honestly this is the first time someone has said to me don't use ammonia to cycle an aquarium
And that is the real issue for me, many forums and LFS are advocating methods that definitely aren't best practice and in a lot of cases actively get in the way of people being successful aquarists. I would hope that you would get better advice in Germany, Sweden or the Netherlands.
There is no money to be made by telling people that "oxygen, plants and time"
are the most important factors in being a successful fish keeper. If you then tell them that
- they can use garden soil capped with sand as substrate,
- that there is no point in trying to change your water chemistry with pH buffers,
- there are no special phosphors, (unique to aquarium tubes), that promote plant growth,
- you can collect rocks, wood and dead leaves safely from the wild,
- that live food, vegetables and dead leaves are cheap and good ways to feed your fish and shrimps
- that a bespoke, very expensive filter media is, at best, irrelevantly slightly more efficient than alfagrog etc.,
- that a canister filter is fundamentally a pump in a bucket.
- that snails are a good thing in the aquarium
- that a lot of aquarium test kits aren't accurate and shouldn't be used as a basis for important decisions.
- Plants need all fourteen of the essential elements for plant growth, just in vastly differing amounts.
- That every ion is the same as every other ion in solution,
- that plants can only take up nutrients as ions and
- it makes no difference to the plant if the source of a potassium ion (K+) was ADA's finest or the cheapest dry potassium salt.
Then a large amount of the products sold by the industry becomes superfluous.
You clearly have a much more scientific background than myself
Some of this is my "day job", but there is a vast resource of peer validated, open source, scientific research available to every-one.

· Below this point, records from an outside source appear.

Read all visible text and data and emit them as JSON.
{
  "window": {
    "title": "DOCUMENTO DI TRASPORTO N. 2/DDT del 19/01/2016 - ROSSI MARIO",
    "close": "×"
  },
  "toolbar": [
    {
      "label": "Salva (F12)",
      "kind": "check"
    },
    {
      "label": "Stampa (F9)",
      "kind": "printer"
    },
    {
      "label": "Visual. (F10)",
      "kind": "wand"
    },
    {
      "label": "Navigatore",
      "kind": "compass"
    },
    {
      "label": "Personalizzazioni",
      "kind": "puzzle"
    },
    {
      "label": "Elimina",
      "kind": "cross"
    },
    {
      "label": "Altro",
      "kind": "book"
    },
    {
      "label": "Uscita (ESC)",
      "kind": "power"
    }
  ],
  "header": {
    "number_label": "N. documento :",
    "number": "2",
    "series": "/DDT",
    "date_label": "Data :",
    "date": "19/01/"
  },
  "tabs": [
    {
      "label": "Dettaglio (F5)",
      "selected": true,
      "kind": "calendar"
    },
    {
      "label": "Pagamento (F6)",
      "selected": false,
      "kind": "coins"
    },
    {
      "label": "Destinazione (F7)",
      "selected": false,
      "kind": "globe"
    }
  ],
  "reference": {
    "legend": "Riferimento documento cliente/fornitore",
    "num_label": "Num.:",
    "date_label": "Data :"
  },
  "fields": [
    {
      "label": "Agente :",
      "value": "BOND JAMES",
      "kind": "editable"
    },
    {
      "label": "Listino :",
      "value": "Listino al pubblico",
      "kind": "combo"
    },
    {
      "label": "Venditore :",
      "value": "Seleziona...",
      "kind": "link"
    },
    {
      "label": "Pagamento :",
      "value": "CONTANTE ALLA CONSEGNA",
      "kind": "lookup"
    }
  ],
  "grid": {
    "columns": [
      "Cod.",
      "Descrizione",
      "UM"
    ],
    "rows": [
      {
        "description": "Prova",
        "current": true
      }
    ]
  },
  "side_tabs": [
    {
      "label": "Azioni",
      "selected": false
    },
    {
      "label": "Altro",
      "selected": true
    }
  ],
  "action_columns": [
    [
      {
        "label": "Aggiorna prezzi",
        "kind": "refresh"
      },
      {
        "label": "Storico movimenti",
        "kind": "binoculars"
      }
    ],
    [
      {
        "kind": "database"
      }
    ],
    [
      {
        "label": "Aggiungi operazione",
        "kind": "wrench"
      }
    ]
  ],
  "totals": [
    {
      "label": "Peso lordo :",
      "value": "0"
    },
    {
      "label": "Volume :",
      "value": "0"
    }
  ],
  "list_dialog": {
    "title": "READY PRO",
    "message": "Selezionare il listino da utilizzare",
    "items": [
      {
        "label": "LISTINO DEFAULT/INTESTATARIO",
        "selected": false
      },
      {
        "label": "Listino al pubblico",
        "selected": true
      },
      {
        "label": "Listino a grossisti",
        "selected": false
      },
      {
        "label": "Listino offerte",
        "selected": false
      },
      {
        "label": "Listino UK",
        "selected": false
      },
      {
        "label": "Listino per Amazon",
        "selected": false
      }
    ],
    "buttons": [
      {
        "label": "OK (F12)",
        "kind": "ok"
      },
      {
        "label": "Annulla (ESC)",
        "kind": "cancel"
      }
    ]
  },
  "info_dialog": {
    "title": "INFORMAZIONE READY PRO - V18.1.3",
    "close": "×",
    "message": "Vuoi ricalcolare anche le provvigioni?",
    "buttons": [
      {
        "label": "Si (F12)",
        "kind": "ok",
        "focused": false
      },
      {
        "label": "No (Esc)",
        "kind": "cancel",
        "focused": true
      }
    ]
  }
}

The headline news is:
- Oxygen is much more important than ammonia in "cycling".
- Nitrification is carried out by a large range of organisms that we've only discovered recently,
- and that the bacteria we thought were essential for cycling don't actually occur in aquarium filters
- If you have plenty of plants (and some with the aerial advantage) you can use them both to improve water quality and as an indication of when to add fertilisers.
- "Plant/microbe biofiltration" is much more efficient than "microbe only" biofiltration.
- Plant roots are leaky structures, leaking oxygen, nutrients and carbon into the "rhizosphere", the zone around the root, altering the microbial assemblage to the plants advantage.
Diana Walstad had to publish her book <"The Ecology of Planted Aquarium
"> privately despite the fact that it was meticulously researched and full of information that the subsequent two decades has very largely validated. There were some things that she <"subsequently revised in the light of her experience
">, because she is a scientist she was happy to do this.
Dr Tim Hovanec sells a product designed to help cycle aquariums, but again was happy to revise his products and advice in light of scientific advances, but then you go onto to a forum and you read the same old, totally discredited, advice repeated time after time, and it really p*sses me off, because it is one of the things that is standing in the way of people having healthy vibrant aquariums that they can enjoy, rather than staggering from disaster to disaster.